### WHAT IS BEING ASKED
Leaving out all images, return the entries below exactly.

[MATERIAL SUPPLIED]

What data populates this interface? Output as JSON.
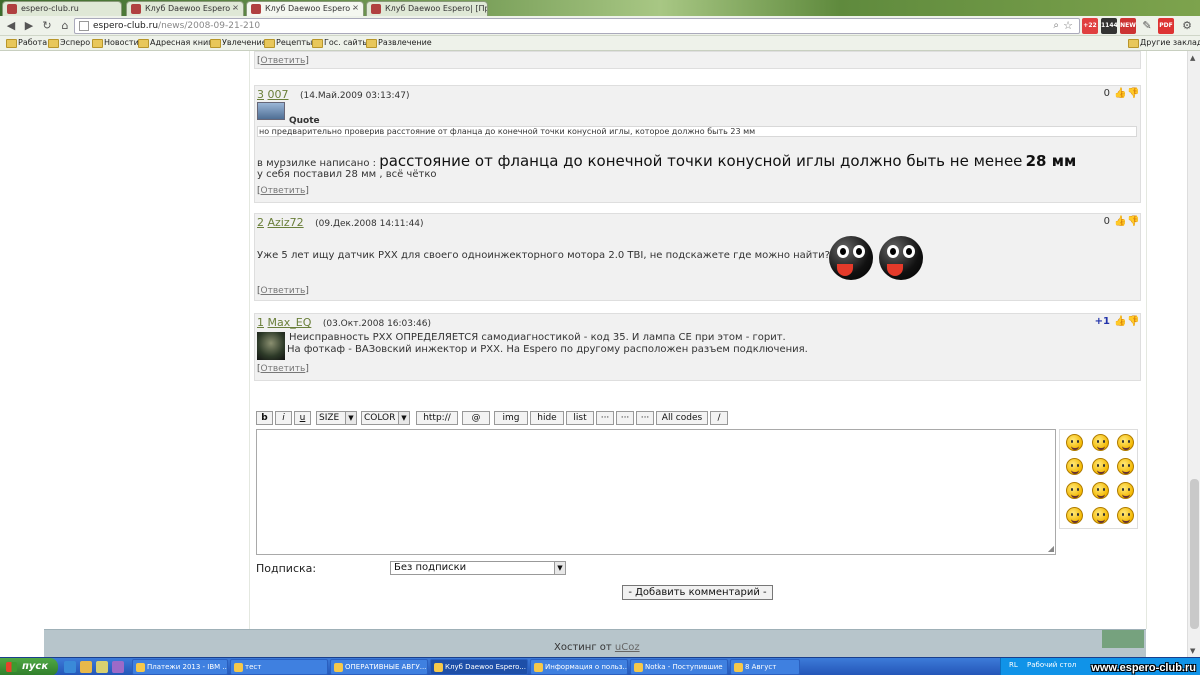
{
  "browser": {
    "tabs": [
      {
        "label": "espero-club.ru",
        "active": false
      },
      {
        "label": "Клуб Daewoo Espero -",
        "active": false
      },
      {
        "label": "Клуб Daewoo Espero -",
        "active": true
      },
      {
        "label": "Клуб Daewoo Espero| [При",
        "active": false
      }
    ],
    "url_host": "espero-club.ru",
    "url_path": "/news/2008-09-21-210",
    "extensions": [
      "+22",
      "1144",
      "NEW",
      "PDF"
    ],
    "bookmarks": [
      "Работа",
      "Эсперо",
      "Новости",
      "Адресная книга",
      "Увлечение",
      "Рецепты",
      "Гос. сайты",
      "Развлечение"
    ],
    "other_bookmarks": "Другие закладки"
  },
  "comments": {
    "top_reply": "Ответить",
    "c3": {
      "num": "3",
      "user": "007",
      "date": "(14.Май.2009 03:13:47)",
      "rating": "0",
      "quote_label": "Quote",
      "quote_text": "но предварительно проверив расстояние от фланца до конечной точки конусной иглы, которое должно быть 23 мм",
      "line1_prefix": "в мурзилке написано :",
      "line1_big": "расстояние от фланца до конечной точки конусной иглы должно быть не менее",
      "line1_big2": "28 мм",
      "line2": "у себя поставил 28 мм , всё чётко",
      "reply": "Ответить"
    },
    "c2": {
      "num": "2",
      "user": "Aziz72",
      "date": "(09.Дек.2008 14:11:44)",
      "rating": "0",
      "text": "Уже 5 лет ищу датчик РХХ для своего одноинжекторного мотора 2.0 TBI, не подскажете где можно найти?",
      "reply": "Ответить"
    },
    "c1": {
      "num": "1",
      "user": "Max_EQ",
      "date": "(03.Окт.2008 16:03:46)",
      "rating": "+1",
      "line1": "Неисправность РХХ ОПРЕДЕЛЯЕТСЯ самодиагностикой - код 35. И лампа СЕ при этом - горит.",
      "line2": "На фоткаф - ВАЗовский инжектор и РХХ. На Espero по другому расположен разъем подключения.",
      "reply": "Ответить"
    }
  },
  "form": {
    "bbcode": [
      "b",
      "i",
      "u",
      "SIZE",
      "COLOR",
      "http://",
      "@",
      "img",
      "hide",
      "list",
      "···",
      "···",
      "···",
      "All codes",
      "/"
    ],
    "subscription_label": "Подписка:",
    "subscription_value": "Без подписки",
    "submit": "- Добавить комментарий -"
  },
  "footer": {
    "hosting_prefix": "Хостинг от",
    "hosting_link": "uCoz"
  },
  "taskbar": {
    "start": "пуск",
    "items": [
      "Платежи 2013 - IBM ...",
      "тест",
      "ОПЕРАТИВНЫЕ АВГУ...",
      "Клуб Daewoo Espero...",
      "Информация о польз...",
      "Notka - Поступившие",
      "8 Август"
    ],
    "lang": "RL",
    "desktop": "Рабочий стол"
  },
  "watermark": "www.espero-club.ru"
}
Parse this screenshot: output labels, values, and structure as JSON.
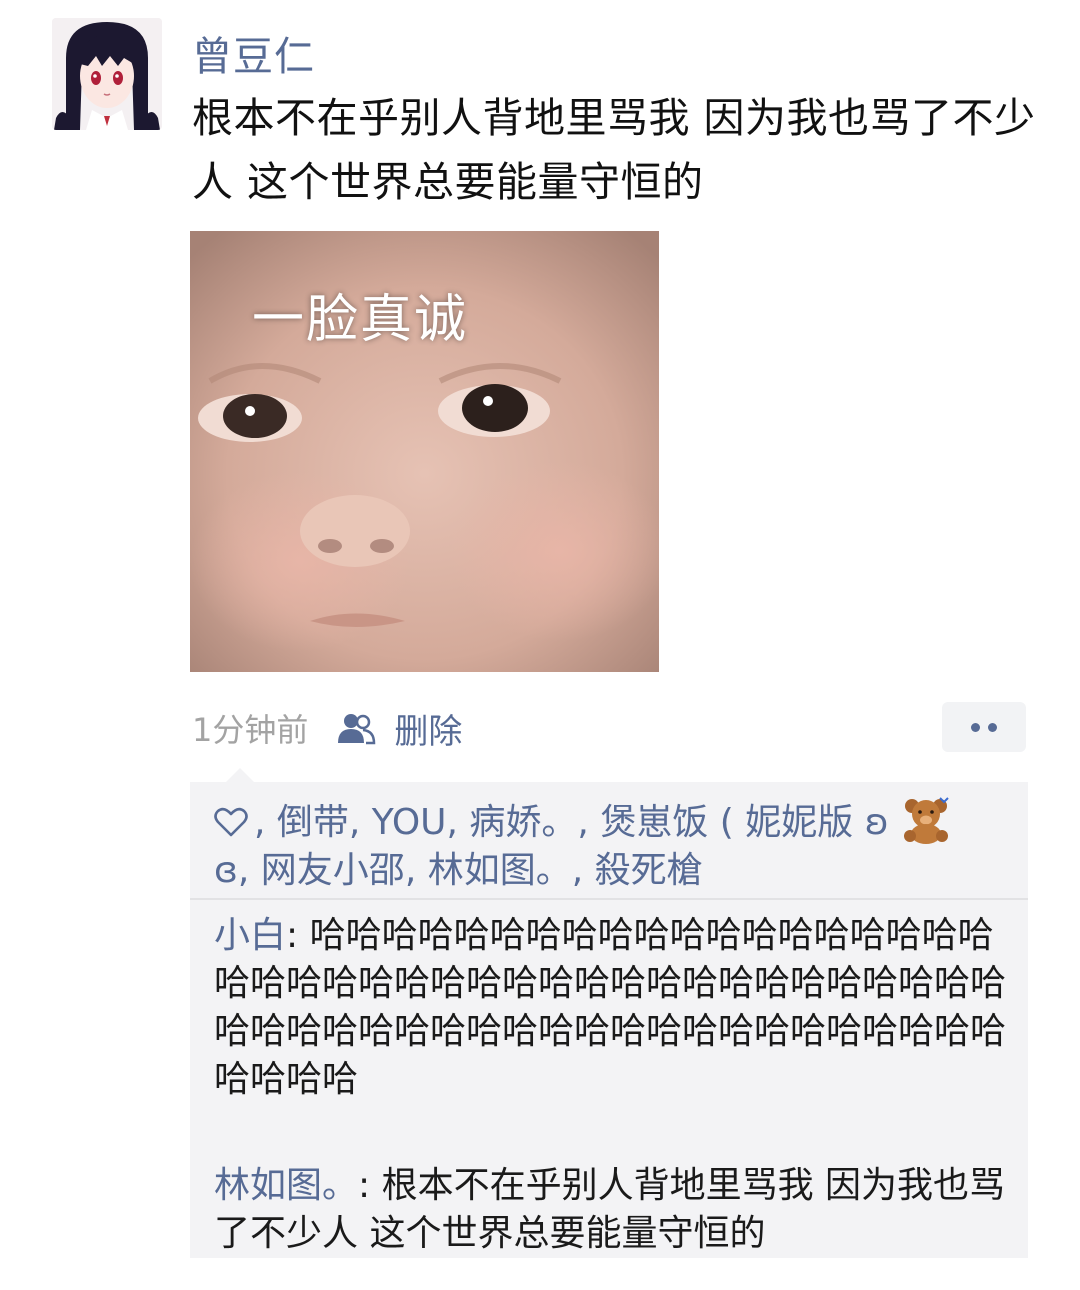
{
  "post": {
    "author": "曾豆仁",
    "text": "根本不在乎别人背地里骂我 因为我也骂了不少人 这个世界总要能量守恒的",
    "image_caption": "一脸真诚",
    "time": "1分钟前",
    "delete_label": "删除"
  },
  "likes": {
    "names": [
      "倒带",
      "YOU",
      "病娇。",
      "煲崽饭 ( 妮妮版 ʚ",
      "ɞ",
      "网友小邵",
      "林如图。",
      "殺死槍"
    ],
    "separator": ", "
  },
  "comments": [
    {
      "author": "小白",
      "text": "哈哈哈哈哈哈哈哈哈哈哈哈哈哈哈哈哈哈哈哈哈哈哈哈哈哈哈哈哈哈哈哈哈哈哈哈哈哈哈哈哈哈哈哈哈哈哈哈哈哈哈哈哈哈哈哈哈哈哈哈哈哈哈哈哈哈哈"
    },
    {
      "author": "林如图。",
      "text": "根本不在乎别人背地里骂我 因为我也骂了不少人 这个世界总要能量守恒的"
    }
  ],
  "colors": {
    "link": "#576b95",
    "muted": "#a3a3a3",
    "box_bg": "#f3f3f5"
  },
  "icons": {
    "privacy": "friends-icon",
    "like": "heart-outline-icon",
    "more": "more-dots-icon",
    "emoji": "teddy-bear-emoji"
  }
}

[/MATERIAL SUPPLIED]

### ANSWER SPACE
What data populates this interface? Output as JSON.
{
  "browser": {
    "tabs": [
      {
        "label": "espero-club.ru",
        "active": false
      },
      {
        "label": "Клуб Daewoo Espero -",
        "active": false
      },
      {
        "label": "Клуб Daewoo Espero -",
        "active": true
      },
      {
        "label": "Клуб Daewoo Espero| [При",
        "active": false
      }
    ],
    "url_host": "espero-club.ru",
    "url_path": "/news/2008-09-21-210",
    "extensions": [
      "+22",
      "1144",
      "NEW",
      "PDF"
    ],
    "bookmarks": [
      "Работа",
      "Эсперо",
      "Новости",
      "Адресная книга",
      "Увлечение",
      "Рецепты",
      "Гос. сайты",
      "Развлечение"
    ],
    "other_bookmarks": "Другие закладки"
  },
  "comments": {
    "top_reply": "Ответить",
    "c3": {
      "num": "3",
      "user": "007",
      "date": "(14.Май.2009 03:13:47)",
      "rating": "0",
      "quote_label": "Quote",
      "quote_text": "но предварительно проверив расстояние от фланца до конечной точки конусной иглы, которое должно быть 23 мм",
      "line1_prefix": "в мурзилке написано :",
      "line1_big": "расстояние от фланца до конечной точки конусной иглы должно быть не менее",
      "line1_big2": "28 мм",
      "line2": "у себя поставил 28 мм , всё чётко",
      "reply": "Ответить"
    },
    "c2": {
      "num": "2",
      "user": "Aziz72",
      "date": "(09.Дек.2008 14:11:44)",
      "rating": "0",
      "text": "Уже 5 лет ищу датчик РХХ для своего одноинжекторного мотора 2.0 TBI, не подскажете где можно найти?",
      "reply": "Ответить"
    },
    "c1": {
      "num": "1",
      "user": "Max_EQ",
      "date": "(03.Окт.2008 16:03:46)",
      "rating": "+1",
      "line1": "Неисправность РХХ ОПРЕДЕЛЯЕТСЯ самодиагностикой - код 35. И лампа СЕ при этом - горит.",
      "line2": "На фоткаф - ВАЗовский инжектор и РХХ. На Espero по другому расположен разъем подключения.",
      "reply": "Ответить"
    }
  },
  "form": {
    "bbcode": [
      "b",
      "i",
      "u",
      "SIZE",
      "COLOR",
      "http://",
      "@",
      "img",
      "hide",
      "list",
      "···",
      "···",
      "···",
      "All codes",
      "/"
    ],
    "subscription_label": "Подписка:",
    "subscription_value": "Без подписки",
    "submit": "- Добавить комментарий -"
  },
  "footer": {
    "hosting_prefix": "Хостинг от",
    "hosting_link": "uCoz"
  },
  "taskbar": {
    "start": "пуск",
    "items": [
      "Платежи 2013 - IBM ...",
      "тест",
      "ОПЕРАТИВНЫЕ АВГУ...",
      "Клуб Daewoo Espero...",
      "Информация о польз...",
      "Notka - Поступившие",
      "8 Август"
    ],
    "lang": "RL",
    "desktop": "Рабочий стол"
  },
  "watermark": "www.espero-club.ru"
}
Parse this screenshot: output labels, values, and structure as JSON.
{
  "post": {
    "author": "曾豆仁",
    "text": "根本不在乎别人背地里骂我 因为我也骂了不少人 这个世界总要能量守恒的",
    "image_caption": "一脸真诚",
    "time": "1分钟前",
    "delete_label": "删除"
  },
  "likes": {
    "names": [
      "倒带",
      "YOU",
      "病娇。",
      "煲崽饭 ( 妮妮版 ʚ",
      "ɞ",
      "网友小邵",
      "林如图。",
      "殺死槍"
    ],
    "separator": ", "
  },
  "comments": [
    {
      "author": "小白",
      "text": "哈哈哈哈哈哈哈哈哈哈哈哈哈哈哈哈哈哈哈哈哈哈哈哈哈哈哈哈哈哈哈哈哈哈哈哈哈哈哈哈哈哈哈哈哈哈哈哈哈哈哈哈哈哈哈哈哈哈哈哈哈哈哈哈哈哈哈"
    },
    {
      "author": "林如图。",
      "text": "根本不在乎别人背地里骂我 因为我也骂了不少人 这个世界总要能量守恒的"
    }
  ],
  "colors": {
    "link": "#576b95",
    "muted": "#a3a3a3",
    "box_bg": "#f3f3f5"
  },
  "icons": {
    "privacy": "friends-icon",
    "like": "heart-outline-icon",
    "more": "more-dots-icon",
    "emoji": "teddy-bear-emoji"
  }
}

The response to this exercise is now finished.